[Dataset entries]
Start of Block
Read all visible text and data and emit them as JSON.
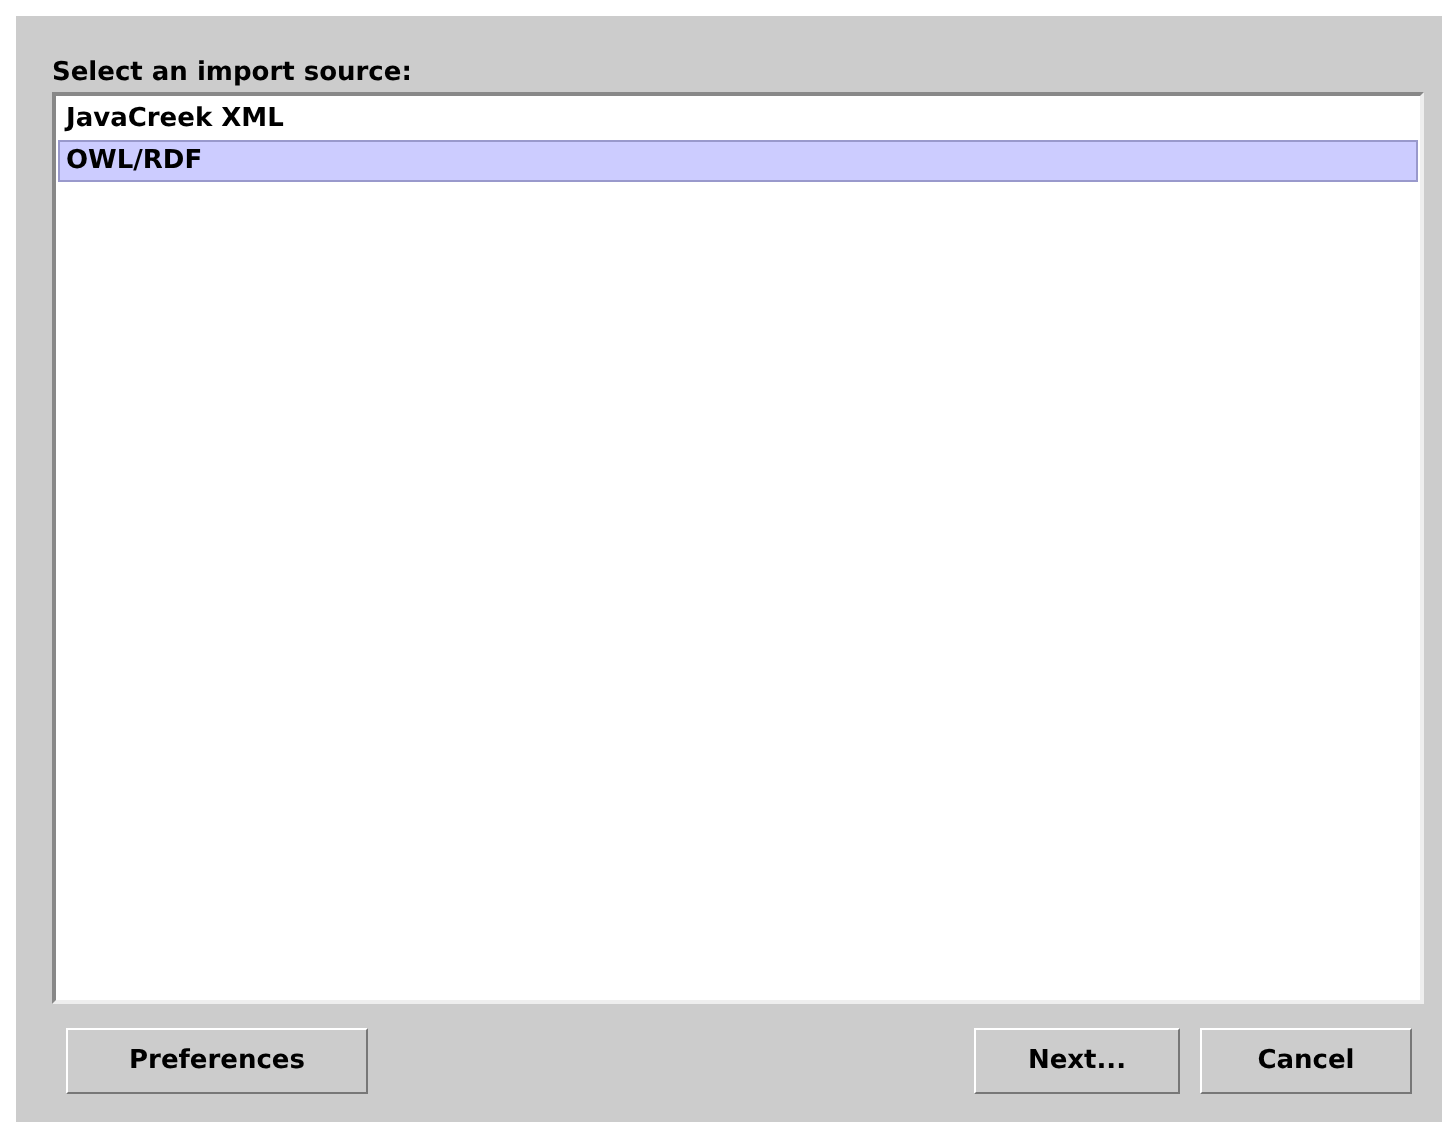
{
  "label": "Select an import source:",
  "sources": [
    {
      "label": "JavaCreek XML",
      "selected": false
    },
    {
      "label": "OWL/RDF",
      "selected": true
    }
  ],
  "buttons": {
    "left": [
      "Preferences"
    ],
    "right": [
      "Next...",
      "Cancel"
    ]
  }
}
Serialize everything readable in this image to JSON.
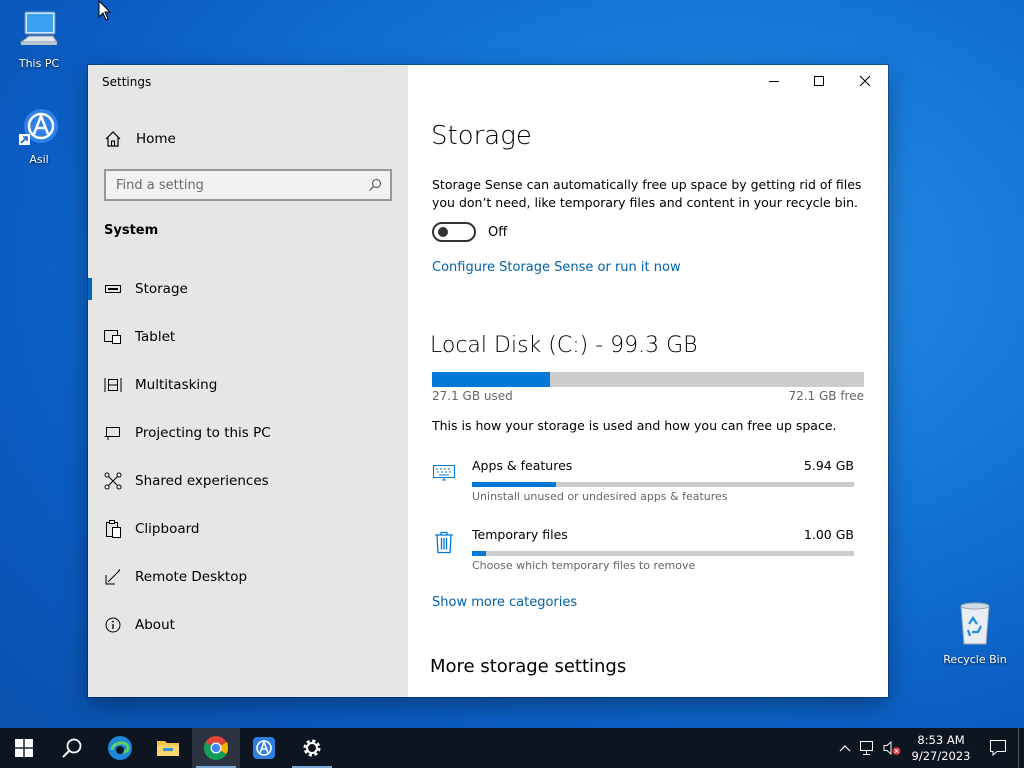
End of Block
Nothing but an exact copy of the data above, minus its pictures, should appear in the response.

Read all visible text and data and emit them as JSON.
{
  "label": "Select an import source:",
  "sources": [
    {
      "label": "JavaCreek XML",
      "selected": false
    },
    {
      "label": "OWL/RDF",
      "selected": true
    }
  ],
  "buttons": {
    "left": [
      "Preferences"
    ],
    "right": [
      "Next...",
      "Cancel"
    ]
  }
}
Serialize everything readable in this image to JSON.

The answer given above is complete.